*PROVIDED RECORDS*
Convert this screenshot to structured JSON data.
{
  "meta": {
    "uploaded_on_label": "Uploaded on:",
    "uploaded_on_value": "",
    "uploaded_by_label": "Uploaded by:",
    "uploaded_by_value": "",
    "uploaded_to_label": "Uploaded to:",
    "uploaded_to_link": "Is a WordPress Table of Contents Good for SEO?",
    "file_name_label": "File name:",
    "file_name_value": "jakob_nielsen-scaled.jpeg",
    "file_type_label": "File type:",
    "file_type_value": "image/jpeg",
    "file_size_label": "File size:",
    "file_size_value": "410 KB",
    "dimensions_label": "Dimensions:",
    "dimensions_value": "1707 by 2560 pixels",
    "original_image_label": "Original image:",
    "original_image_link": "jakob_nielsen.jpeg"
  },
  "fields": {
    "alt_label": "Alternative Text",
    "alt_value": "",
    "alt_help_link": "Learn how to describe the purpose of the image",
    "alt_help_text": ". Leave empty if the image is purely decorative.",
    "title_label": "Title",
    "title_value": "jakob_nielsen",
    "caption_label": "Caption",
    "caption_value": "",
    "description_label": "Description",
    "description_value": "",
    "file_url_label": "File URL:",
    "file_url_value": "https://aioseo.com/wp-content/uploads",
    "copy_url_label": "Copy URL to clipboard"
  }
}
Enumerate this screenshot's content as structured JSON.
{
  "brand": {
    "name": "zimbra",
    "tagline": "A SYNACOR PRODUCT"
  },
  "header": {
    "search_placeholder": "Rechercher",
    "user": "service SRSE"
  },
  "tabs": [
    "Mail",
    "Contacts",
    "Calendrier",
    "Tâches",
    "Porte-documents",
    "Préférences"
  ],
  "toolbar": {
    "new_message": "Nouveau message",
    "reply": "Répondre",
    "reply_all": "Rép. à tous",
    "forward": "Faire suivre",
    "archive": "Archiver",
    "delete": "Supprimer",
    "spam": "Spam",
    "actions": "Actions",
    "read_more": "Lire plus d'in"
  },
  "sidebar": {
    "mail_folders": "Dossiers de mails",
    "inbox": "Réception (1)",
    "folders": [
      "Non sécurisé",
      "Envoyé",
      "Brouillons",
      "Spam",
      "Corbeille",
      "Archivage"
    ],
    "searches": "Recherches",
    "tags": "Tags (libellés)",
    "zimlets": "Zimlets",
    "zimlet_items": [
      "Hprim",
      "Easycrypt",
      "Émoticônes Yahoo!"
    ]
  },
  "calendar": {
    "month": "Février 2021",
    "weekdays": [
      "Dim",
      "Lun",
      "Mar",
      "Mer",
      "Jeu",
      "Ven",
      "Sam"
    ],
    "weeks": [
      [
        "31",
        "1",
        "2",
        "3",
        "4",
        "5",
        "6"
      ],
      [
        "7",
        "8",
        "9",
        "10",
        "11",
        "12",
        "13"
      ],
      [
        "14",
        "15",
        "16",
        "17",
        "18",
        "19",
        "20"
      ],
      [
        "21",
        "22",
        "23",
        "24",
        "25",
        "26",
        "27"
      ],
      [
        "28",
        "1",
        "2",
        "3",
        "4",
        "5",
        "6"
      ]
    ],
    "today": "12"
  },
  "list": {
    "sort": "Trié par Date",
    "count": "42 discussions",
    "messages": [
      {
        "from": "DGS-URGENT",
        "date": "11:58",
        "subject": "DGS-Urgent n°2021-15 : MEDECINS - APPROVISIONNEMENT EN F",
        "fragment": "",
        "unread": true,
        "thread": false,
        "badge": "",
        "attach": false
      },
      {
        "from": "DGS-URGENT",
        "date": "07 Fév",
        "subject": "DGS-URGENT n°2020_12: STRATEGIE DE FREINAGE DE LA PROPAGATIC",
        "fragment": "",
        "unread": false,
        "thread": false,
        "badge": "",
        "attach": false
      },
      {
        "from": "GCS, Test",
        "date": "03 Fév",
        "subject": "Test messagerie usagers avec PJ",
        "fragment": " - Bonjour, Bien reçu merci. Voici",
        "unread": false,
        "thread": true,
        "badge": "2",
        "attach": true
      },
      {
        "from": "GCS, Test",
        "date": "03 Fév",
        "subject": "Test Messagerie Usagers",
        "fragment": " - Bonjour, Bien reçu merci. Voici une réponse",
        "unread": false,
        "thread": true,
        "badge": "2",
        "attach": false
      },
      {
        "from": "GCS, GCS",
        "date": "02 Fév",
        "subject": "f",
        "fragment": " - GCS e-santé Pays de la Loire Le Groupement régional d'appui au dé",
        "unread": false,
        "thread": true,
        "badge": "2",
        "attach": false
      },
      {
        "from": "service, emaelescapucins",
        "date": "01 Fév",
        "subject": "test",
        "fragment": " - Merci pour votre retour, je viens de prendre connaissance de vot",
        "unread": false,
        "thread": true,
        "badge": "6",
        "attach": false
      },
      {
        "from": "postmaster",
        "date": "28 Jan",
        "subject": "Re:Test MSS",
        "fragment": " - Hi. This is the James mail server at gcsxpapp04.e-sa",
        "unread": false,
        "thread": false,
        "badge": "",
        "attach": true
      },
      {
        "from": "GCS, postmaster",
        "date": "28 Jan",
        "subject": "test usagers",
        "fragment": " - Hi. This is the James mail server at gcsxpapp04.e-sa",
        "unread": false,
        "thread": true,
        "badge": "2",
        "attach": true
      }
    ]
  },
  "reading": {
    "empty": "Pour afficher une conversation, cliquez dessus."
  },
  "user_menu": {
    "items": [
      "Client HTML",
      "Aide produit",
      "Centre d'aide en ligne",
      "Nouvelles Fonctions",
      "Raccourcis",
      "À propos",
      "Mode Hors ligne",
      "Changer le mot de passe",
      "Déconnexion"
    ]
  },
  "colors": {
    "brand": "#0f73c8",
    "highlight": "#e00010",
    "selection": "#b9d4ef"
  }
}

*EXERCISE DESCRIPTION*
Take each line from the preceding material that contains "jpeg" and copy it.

*SOLUTION*
    "file_name_value": "jakob_nielsen-scaled.jpeg",
    "file_type_value": "image/jpeg",
    "original_image_link": "jakob_nielsen.jpeg"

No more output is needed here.